Page and application data records:
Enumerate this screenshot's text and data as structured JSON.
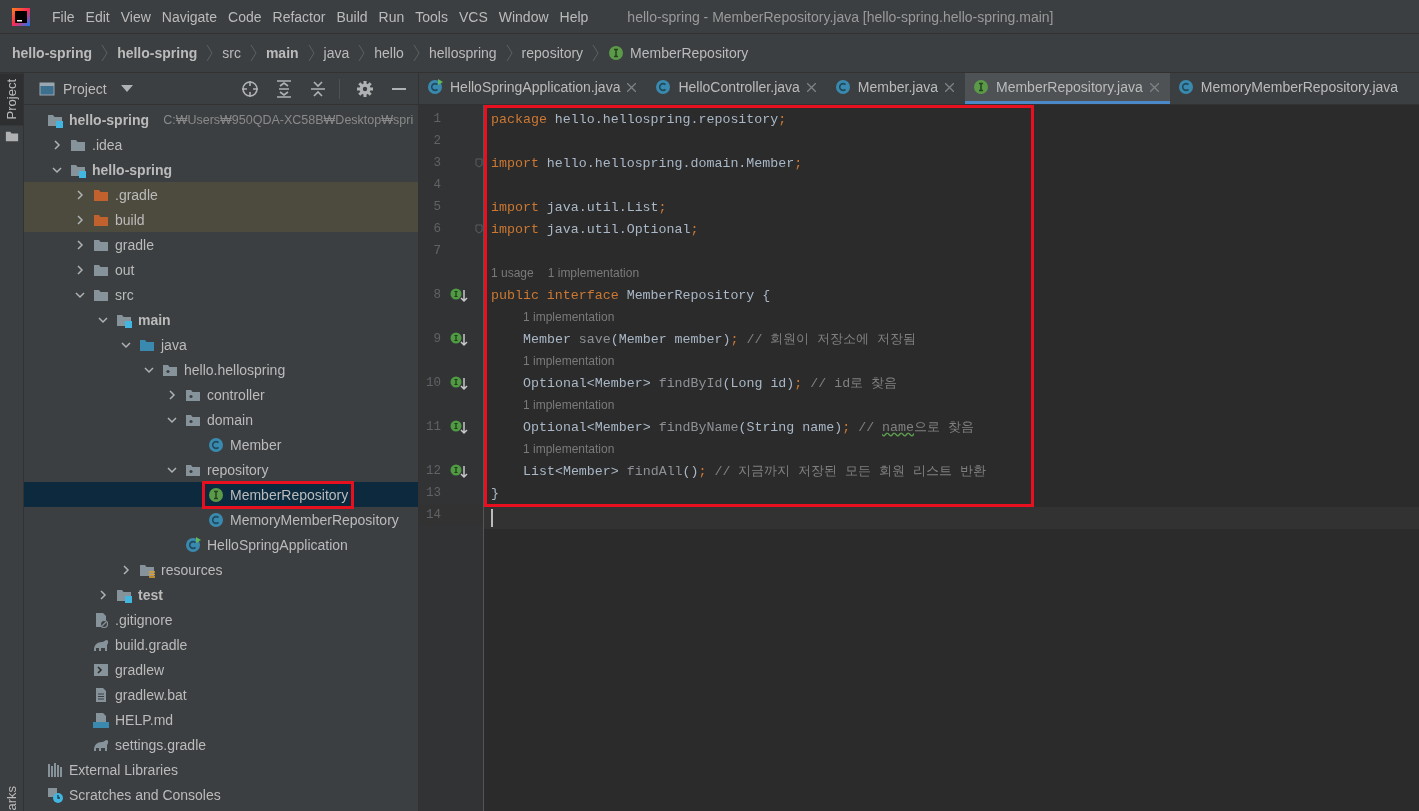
{
  "menu_bar": {
    "items": [
      "File",
      "Edit",
      "View",
      "Navigate",
      "Code",
      "Refactor",
      "Build",
      "Run",
      "Tools",
      "VCS",
      "Window",
      "Help"
    ],
    "title": "hello-spring - MemberRepository.java [hello-spring.hello-spring.main]"
  },
  "breadcrumbs": [
    {
      "label": "hello-spring",
      "bold": true
    },
    {
      "label": "hello-spring",
      "bold": true
    },
    {
      "label": "src",
      "bold": false
    },
    {
      "label": "main",
      "bold": true
    },
    {
      "label": "java",
      "bold": false
    },
    {
      "label": "hello",
      "bold": false
    },
    {
      "label": "hellospring",
      "bold": false
    },
    {
      "label": "repository",
      "bold": false
    },
    {
      "label": "MemberRepository",
      "bold": false,
      "kind": "interface"
    }
  ],
  "tool_stripe": {
    "top_tab": {
      "label": "Project",
      "selected": true
    },
    "bottom_tab": "arks"
  },
  "project_panel": {
    "title": "Project",
    "tree": [
      {
        "label": "hello-spring",
        "kind": "module",
        "bold": true,
        "path": "C:₩Users₩950QDA-XC58B₩Desktop₩spri",
        "children": [
          {
            "label": ".idea",
            "kind": "folder",
            "expanded": false
          },
          {
            "label": "hello-spring",
            "kind": "module",
            "bold": true,
            "expanded": true,
            "children": [
              {
                "label": ".gradle",
                "kind": "excluded",
                "expanded": false,
                "excluded": true
              },
              {
                "label": "build",
                "kind": "excluded",
                "expanded": false,
                "excluded": true
              },
              {
                "label": "gradle",
                "kind": "folder",
                "expanded": false
              },
              {
                "label": "out",
                "kind": "folder",
                "expanded": false
              },
              {
                "label": "src",
                "kind": "folder",
                "expanded": true,
                "children": [
                  {
                    "label": "main",
                    "kind": "module",
                    "bold": true,
                    "expanded": true,
                    "children": [
                      {
                        "label": "java",
                        "kind": "source",
                        "expanded": true,
                        "children": [
                          {
                            "label": "hello.hellospring",
                            "kind": "package",
                            "expanded": true,
                            "children": [
                              {
                                "label": "controller",
                                "kind": "package",
                                "expanded": false
                              },
                              {
                                "label": "domain",
                                "kind": "package",
                                "expanded": true,
                                "children": [
                                  {
                                    "label": "Member",
                                    "kind": "class"
                                  }
                                ]
                              },
                              {
                                "label": "repository",
                                "kind": "package",
                                "expanded": true,
                                "children": [
                                  {
                                    "label": "MemberRepository",
                                    "kind": "interface",
                                    "selected": true,
                                    "highlighted": true
                                  },
                                  {
                                    "label": "MemoryMemberRepository",
                                    "kind": "class",
                                    "selected": false,
                                    "highlighted": false
                                  }
                                ]
                              },
                              {
                                "label": "HelloSpringApplication",
                                "kind": "spring"
                              }
                            ]
                          }
                        ]
                      },
                      {
                        "label": "resources",
                        "kind": "resources",
                        "expanded": false
                      }
                    ]
                  },
                  {
                    "label": "test",
                    "kind": "module",
                    "bold": true,
                    "expanded": false
                  }
                ]
              },
              {
                "label": ".gitignore",
                "kind": "ignore"
              },
              {
                "label": "build.gradle",
                "kind": "gradle"
              },
              {
                "label": "gradlew",
                "kind": "script"
              },
              {
                "label": "gradlew.bat",
                "kind": "text"
              },
              {
                "label": "HELP.md",
                "kind": "markdown"
              },
              {
                "label": "settings.gradle",
                "kind": "gradle"
              }
            ]
          }
        ]
      },
      {
        "label": "External Libraries",
        "kind": "libraries"
      },
      {
        "label": "Scratches and Consoles",
        "kind": "scratches"
      }
    ]
  },
  "editor_tabs": [
    {
      "label": "HelloSpringApplication.java",
      "kind": "spring",
      "selected": false,
      "closable": true
    },
    {
      "label": "HelloController.java",
      "kind": "class",
      "selected": false,
      "closable": true
    },
    {
      "label": "Member.java",
      "kind": "class",
      "selected": false,
      "closable": true
    },
    {
      "label": "MemberRepository.java",
      "kind": "interface",
      "selected": true,
      "closable": true
    },
    {
      "label": "MemoryMemberRepository.java",
      "kind": "class",
      "selected": false,
      "closable": false
    }
  ],
  "editor": {
    "lines": [
      {
        "number": "1",
        "highlighted": true,
        "tokens": [
          {
            "kind": "keyword",
            "text": "package "
          },
          {
            "kind": "plain",
            "text": "hello.hellospring.repository"
          },
          {
            "kind": "punct",
            "text": ";"
          }
        ]
      },
      {
        "number": "2",
        "highlighted": true
      },
      {
        "number": "3",
        "highlighted": true,
        "fold": true,
        "tokens": [
          {
            "kind": "keyword",
            "text": "import "
          },
          {
            "kind": "plain",
            "text": "hello.hellospring.domain.Member"
          },
          {
            "kind": "punct",
            "text": ";"
          }
        ]
      },
      {
        "number": "4",
        "highlighted": true
      },
      {
        "number": "5",
        "highlighted": true,
        "tokens": [
          {
            "kind": "keyword",
            "text": "import "
          },
          {
            "kind": "plain",
            "text": "java.util.List"
          },
          {
            "kind": "punct",
            "text": ";"
          }
        ]
      },
      {
        "number": "6",
        "highlighted": true,
        "fold": true,
        "tokens": [
          {
            "kind": "keyword",
            "text": "import "
          },
          {
            "kind": "plain",
            "text": "java.util.Optional"
          },
          {
            "kind": "punct",
            "text": ";"
          }
        ]
      },
      {
        "number": "7",
        "highlighted": true
      },
      {
        "number": "8",
        "highlighted": true,
        "implemented": true,
        "indented": false,
        "hints": [
          "1 usage",
          "1 implementation"
        ],
        "tokens": [
          {
            "kind": "keyword",
            "text": "public interface "
          },
          {
            "kind": "plain",
            "text": "MemberRepository {"
          }
        ]
      },
      {
        "number": "9",
        "highlighted": true,
        "implemented": true,
        "indented": true,
        "hints": [
          "1 implementation"
        ],
        "tokens": [
          {
            "kind": "plain",
            "text": "Member "
          },
          {
            "kind": "method",
            "text": "save"
          },
          {
            "kind": "plain",
            "text": "(Member member)"
          },
          {
            "kind": "punct",
            "text": ";"
          },
          {
            "kind": "comment",
            "text": " // 회원이 저장소에 저장됨"
          }
        ]
      },
      {
        "number": "10",
        "highlighted": true,
        "implemented": true,
        "indented": true,
        "hints": [
          "1 implementation"
        ],
        "tokens": [
          {
            "kind": "plain",
            "text": "Optional<Member> "
          },
          {
            "kind": "method",
            "text": "findById"
          },
          {
            "kind": "plain",
            "text": "(Long id)"
          },
          {
            "kind": "punct",
            "text": ";"
          },
          {
            "kind": "comment",
            "text": " // id로 찾음"
          }
        ]
      },
      {
        "number": "11",
        "highlighted": true,
        "implemented": true,
        "indented": true,
        "hints": [
          "1 implementation"
        ],
        "tokens": [
          {
            "kind": "plain",
            "text": "Optional<Member> "
          },
          {
            "kind": "method",
            "text": "findByName"
          },
          {
            "kind": "plain",
            "text": "(String name)"
          },
          {
            "kind": "punct",
            "text": ";"
          },
          {
            "kind": "comment",
            "text": " // "
          },
          {
            "kind": "typo",
            "text": "name"
          },
          {
            "kind": "comment",
            "text": "으로 찾음"
          }
        ]
      },
      {
        "number": "12",
        "highlighted": true,
        "implemented": true,
        "indented": true,
        "hints": [
          "1 implementation"
        ],
        "tokens": [
          {
            "kind": "plain",
            "text": "List<Member> "
          },
          {
            "kind": "method",
            "text": "findAll"
          },
          {
            "kind": "plain",
            "text": "()"
          },
          {
            "kind": "punct",
            "text": ";"
          },
          {
            "kind": "comment",
            "text": " // 지금까지 저장된 모든 회원 리스트 반환"
          }
        ]
      },
      {
        "number": "13",
        "highlighted": true,
        "tokens": [
          {
            "kind": "plain",
            "text": "}"
          }
        ]
      },
      {
        "number": "14",
        "highlighted": false,
        "caret": true
      }
    ]
  }
}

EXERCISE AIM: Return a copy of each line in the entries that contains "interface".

RESPONSE TO THIS TASK:
      "kind": "interface"
                                    "kind": "interface",
      "kind": "interface",
            "text": "public interface "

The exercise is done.